┌──

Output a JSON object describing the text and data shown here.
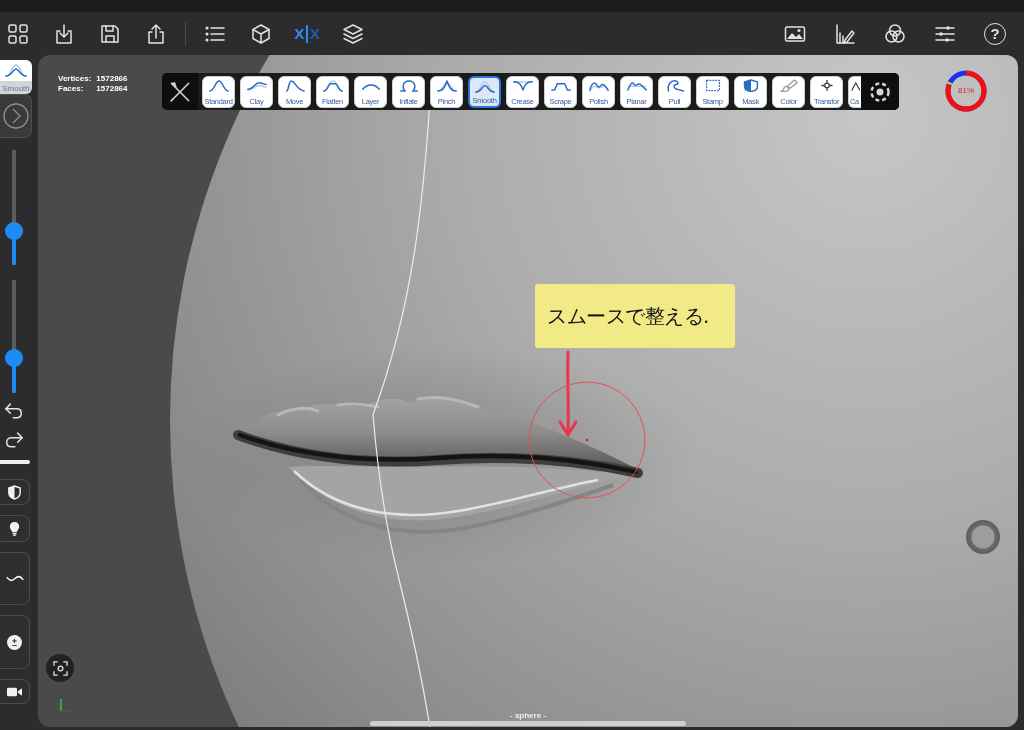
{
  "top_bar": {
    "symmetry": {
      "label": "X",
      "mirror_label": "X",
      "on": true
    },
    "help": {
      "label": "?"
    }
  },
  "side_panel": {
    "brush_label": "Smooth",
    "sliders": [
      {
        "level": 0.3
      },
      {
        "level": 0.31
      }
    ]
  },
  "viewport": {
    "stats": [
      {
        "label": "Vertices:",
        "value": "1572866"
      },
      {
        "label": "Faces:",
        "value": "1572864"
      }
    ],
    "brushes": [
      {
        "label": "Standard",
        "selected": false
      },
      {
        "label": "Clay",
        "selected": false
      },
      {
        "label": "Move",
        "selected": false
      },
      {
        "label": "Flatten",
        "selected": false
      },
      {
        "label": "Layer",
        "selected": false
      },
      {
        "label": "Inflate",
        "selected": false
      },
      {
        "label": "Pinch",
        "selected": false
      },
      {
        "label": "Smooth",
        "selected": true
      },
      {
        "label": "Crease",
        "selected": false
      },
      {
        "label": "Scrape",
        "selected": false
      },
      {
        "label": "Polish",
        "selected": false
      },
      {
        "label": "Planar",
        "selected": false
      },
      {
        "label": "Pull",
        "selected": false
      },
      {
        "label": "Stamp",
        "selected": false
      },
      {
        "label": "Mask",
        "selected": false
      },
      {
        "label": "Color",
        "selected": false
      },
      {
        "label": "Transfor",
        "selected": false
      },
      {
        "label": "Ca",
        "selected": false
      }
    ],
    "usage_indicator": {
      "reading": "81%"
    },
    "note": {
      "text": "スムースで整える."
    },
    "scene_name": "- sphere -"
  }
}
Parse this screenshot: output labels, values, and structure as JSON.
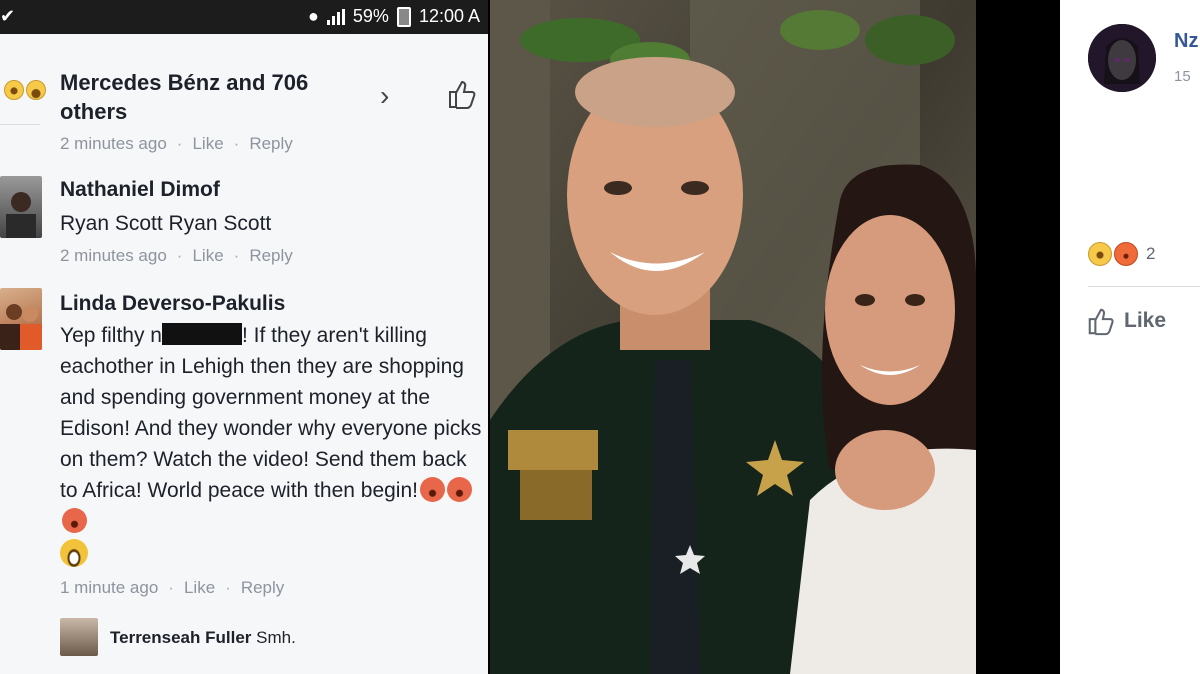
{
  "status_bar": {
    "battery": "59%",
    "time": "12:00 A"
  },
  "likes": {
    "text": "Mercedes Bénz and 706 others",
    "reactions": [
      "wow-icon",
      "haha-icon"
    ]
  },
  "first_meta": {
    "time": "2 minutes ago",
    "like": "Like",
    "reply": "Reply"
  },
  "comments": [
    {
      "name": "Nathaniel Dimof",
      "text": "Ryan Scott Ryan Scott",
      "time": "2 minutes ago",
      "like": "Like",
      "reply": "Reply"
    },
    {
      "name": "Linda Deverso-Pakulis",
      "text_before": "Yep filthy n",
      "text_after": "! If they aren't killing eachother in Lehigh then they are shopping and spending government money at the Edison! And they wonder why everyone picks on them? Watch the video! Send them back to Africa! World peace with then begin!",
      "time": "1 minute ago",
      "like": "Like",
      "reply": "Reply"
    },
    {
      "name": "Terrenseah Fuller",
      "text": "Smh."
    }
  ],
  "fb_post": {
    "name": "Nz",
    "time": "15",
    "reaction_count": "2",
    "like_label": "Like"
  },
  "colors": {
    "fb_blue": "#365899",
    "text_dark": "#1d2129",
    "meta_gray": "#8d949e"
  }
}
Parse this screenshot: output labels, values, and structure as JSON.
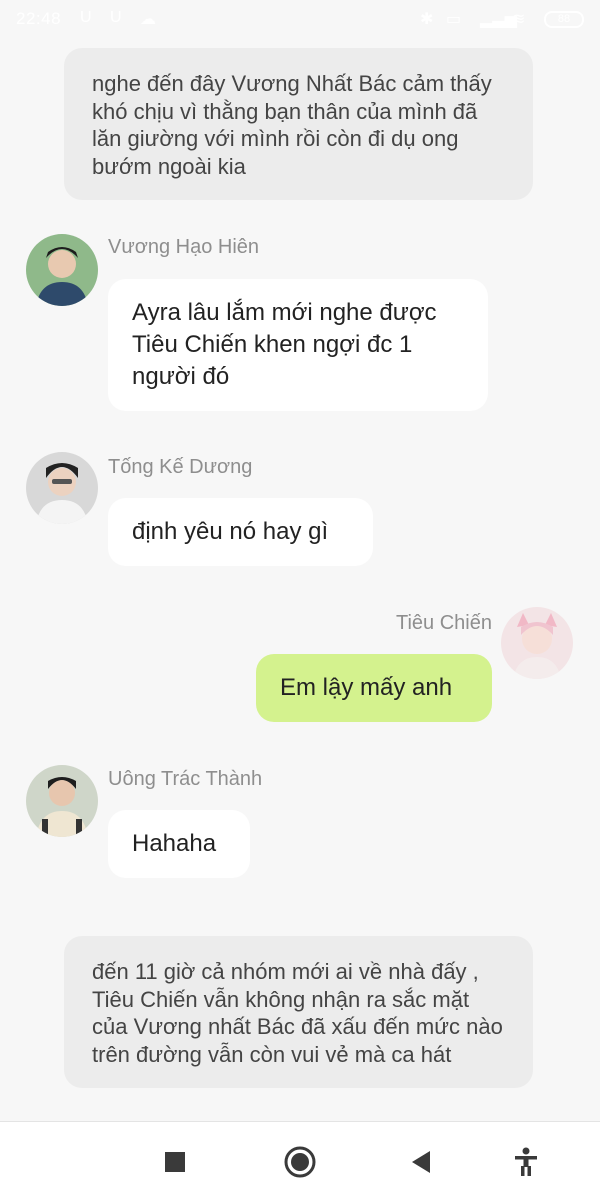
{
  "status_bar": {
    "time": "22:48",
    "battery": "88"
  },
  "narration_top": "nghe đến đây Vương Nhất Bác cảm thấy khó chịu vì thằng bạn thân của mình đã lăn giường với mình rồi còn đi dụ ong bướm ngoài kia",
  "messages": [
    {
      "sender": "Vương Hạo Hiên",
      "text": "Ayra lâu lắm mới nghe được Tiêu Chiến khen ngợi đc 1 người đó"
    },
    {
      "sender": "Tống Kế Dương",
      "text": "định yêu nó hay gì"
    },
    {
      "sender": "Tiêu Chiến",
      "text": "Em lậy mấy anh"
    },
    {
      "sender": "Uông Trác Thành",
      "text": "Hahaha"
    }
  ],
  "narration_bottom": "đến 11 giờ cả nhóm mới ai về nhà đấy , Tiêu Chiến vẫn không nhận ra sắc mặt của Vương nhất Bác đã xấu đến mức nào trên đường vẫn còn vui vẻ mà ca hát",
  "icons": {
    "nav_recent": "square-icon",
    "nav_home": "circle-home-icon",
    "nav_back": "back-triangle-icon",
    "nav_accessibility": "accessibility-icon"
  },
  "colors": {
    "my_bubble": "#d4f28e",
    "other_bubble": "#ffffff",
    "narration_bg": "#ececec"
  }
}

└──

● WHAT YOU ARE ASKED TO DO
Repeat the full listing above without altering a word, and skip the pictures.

● EXERCISE RESPONSE
Output a JSON object describing the text and data shown here.
{
  "top_bar": {
    "symmetry": {
      "label": "X",
      "mirror_label": "X",
      "on": true
    },
    "help": {
      "label": "?"
    }
  },
  "side_panel": {
    "brush_label": "Smooth",
    "sliders": [
      {
        "level": 0.3
      },
      {
        "level": 0.31
      }
    ]
  },
  "viewport": {
    "stats": [
      {
        "label": "Vertices:",
        "value": "1572866"
      },
      {
        "label": "Faces:",
        "value": "1572864"
      }
    ],
    "brushes": [
      {
        "label": "Standard",
        "selected": false
      },
      {
        "label": "Clay",
        "selected": false
      },
      {
        "label": "Move",
        "selected": false
      },
      {
        "label": "Flatten",
        "selected": false
      },
      {
        "label": "Layer",
        "selected": false
      },
      {
        "label": "Inflate",
        "selected": false
      },
      {
        "label": "Pinch",
        "selected": false
      },
      {
        "label": "Smooth",
        "selected": true
      },
      {
        "label": "Crease",
        "selected": false
      },
      {
        "label": "Scrape",
        "selected": false
      },
      {
        "label": "Polish",
        "selected": false
      },
      {
        "label": "Planar",
        "selected": false
      },
      {
        "label": "Pull",
        "selected": false
      },
      {
        "label": "Stamp",
        "selected": false
      },
      {
        "label": "Mask",
        "selected": false
      },
      {
        "label": "Color",
        "selected": false
      },
      {
        "label": "Transfor",
        "selected": false
      },
      {
        "label": "Ca",
        "selected": false
      }
    ],
    "usage_indicator": {
      "reading": "81%"
    },
    "note": {
      "text": "スムースで整える."
    },
    "scene_name": "- sphere -"
  }
}
Parse this screenshot: output labels, values, and structure as JSON.
{
  "status_bar": {
    "battery": "59%",
    "time": "12:00 A"
  },
  "likes": {
    "text": "Mercedes Bénz and 706 others",
    "reactions": [
      "wow-icon",
      "haha-icon"
    ]
  },
  "first_meta": {
    "time": "2 minutes ago",
    "like": "Like",
    "reply": "Reply"
  },
  "comments": [
    {
      "name": "Nathaniel Dimof",
      "text": "Ryan Scott Ryan Scott",
      "time": "2 minutes ago",
      "like": "Like",
      "reply": "Reply"
    },
    {
      "name": "Linda Deverso-Pakulis",
      "text_before": "Yep filthy n",
      "text_after": "! If they aren't killing eachother in Lehigh then they are shopping and spending government money at the Edison! And they wonder why everyone picks on them? Watch the video! Send them back to Africa! World peace with then begin!",
      "time": "1 minute ago",
      "like": "Like",
      "reply": "Reply"
    },
    {
      "name": "Terrenseah Fuller",
      "text": "Smh."
    }
  ],
  "fb_post": {
    "name": "Nz",
    "time": "15",
    "reaction_count": "2",
    "like_label": "Like"
  },
  "colors": {
    "fb_blue": "#365899",
    "text_dark": "#1d2129",
    "meta_gray": "#8d949e"
  }
}
Parse this screenshot: output labels, values, and structure as JSON.
{
  "status_bar": {
    "time": "22:48",
    "battery": "88"
  },
  "narration_top": "nghe đến đây Vương Nhất Bác cảm thấy khó chịu vì thằng bạn thân của mình đã lăn giường với mình rồi còn đi dụ ong bướm ngoài kia",
  "messages": [
    {
      "sender": "Vương Hạo Hiên",
      "text": "Ayra lâu lắm mới nghe được Tiêu Chiến khen ngợi đc 1 người đó"
    },
    {
      "sender": "Tống Kế Dương",
      "text": "định yêu nó hay gì"
    },
    {
      "sender": "Tiêu Chiến",
      "text": "Em lậy mấy anh"
    },
    {
      "sender": "Uông Trác Thành",
      "text": "Hahaha"
    }
  ],
  "narration_bottom": "đến 11 giờ cả nhóm mới ai về nhà đấy , Tiêu Chiến vẫn không nhận ra sắc mặt của Vương nhất Bác đã xấu đến mức nào trên đường vẫn còn vui vẻ mà ca hát",
  "icons": {
    "nav_recent": "square-icon",
    "nav_home": "circle-home-icon",
    "nav_back": "back-triangle-icon",
    "nav_accessibility": "accessibility-icon"
  },
  "colors": {
    "my_bubble": "#d4f28e",
    "other_bubble": "#ffffff",
    "narration_bg": "#ececec"
  }
}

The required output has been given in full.